Periods of enhanced salt liking only last until the depletion has been corrected, and once corrected, inhibitory signals will turn off the "liking" and turn on the "aversion" signal. This is what I like to refer to as our "salt thermostat," the system by which our body controls our salt intake to ensure optimal health and survival. It seems that the low-salt guidelines could be 'priming' or 'sensitizing' our brains for an excessive reward from refined sugar and drugs of abuse.
Almost 30,000 people die in the United States every year from overdosing on prescription opioids, cocaine, and heroin (this number is rising at an alarming rate). If there is a possibility that some of these overdose deaths could be linked to the low-salt guidelines, it may be time to revisit this advice. Salt deficit is also fairly common. In those with chronic kidney disease (affecting an estimated 31 million people in the United States), the prevalence of low blood levels of sodium is as high as 30 percent. And around 3 to 6 million people in the United States are diagnosed with [hyponatremia](http://www.elseviercme.com/sites/elseviercme.com/files/users/4/910544 hyponatremia article722_14.pdf), or low sodium levels in the blood, every year. Hyponatremia is also very common in those with heart failure and in the elderly.

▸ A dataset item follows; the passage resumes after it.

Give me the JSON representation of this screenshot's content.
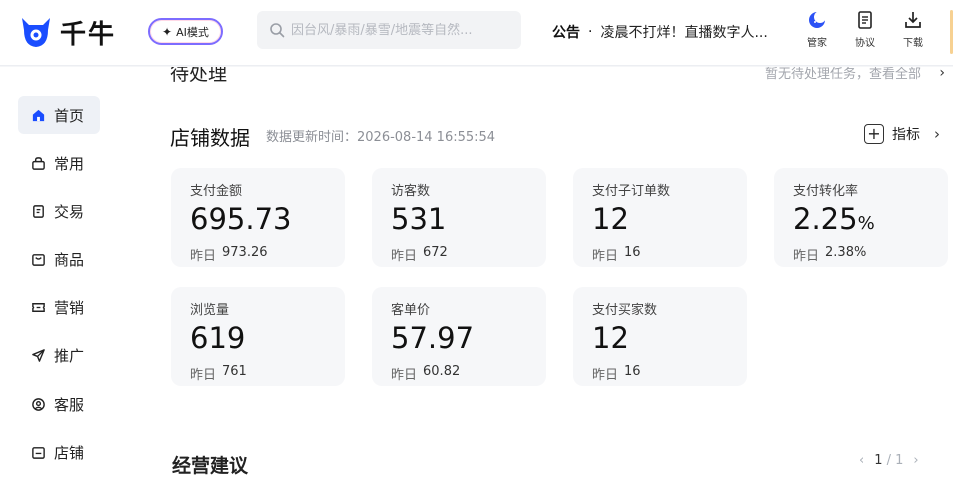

Sodium depletion early in life (e.g., in utero or shortly after birth) from a pregnant mother adhering to low-salt advice can also predispose children to become addicted to sugar and drugs of abuse. Indeed, salt depletion during these susceptible times seems to chronically activate the salt-liking reward system. While more research is needed to advance this idea, this is just another reason why we should be skeptical of the advice to consciously restrict our salt intake—other reasons including the dubious connection between salt and blood pressure levels, the impact of sodium restriction on weight, among others.
The low-salt guidelines, which began in 1977 with the release of the first US dietary goals, should not supersede salt appetite, which developed over 100 million years of evolution. When it comes to salt intake, our body and brain probably know best. Eating the level of salt that our body drives us to consume, rather than trying to consciously restrict our salt intake (as the low-salt guidelines would have us do) will help ensure that we avoid salt deficit. And if you suspect you may be low in salt because of overtraining at the gym, your insatiable coffee habit, or use of medications, see a doctor. Otherwise, take these guidelines with—well, you know.
James DiNicolantonio is a cardiovascular research scientist at the Saint Luke's Mid America Heart Institute. Parts of this story were excerpted from his new book The Salt Fix, out now. Read This Next: There's No Proof Epsom Salt Baths Actually Do Anything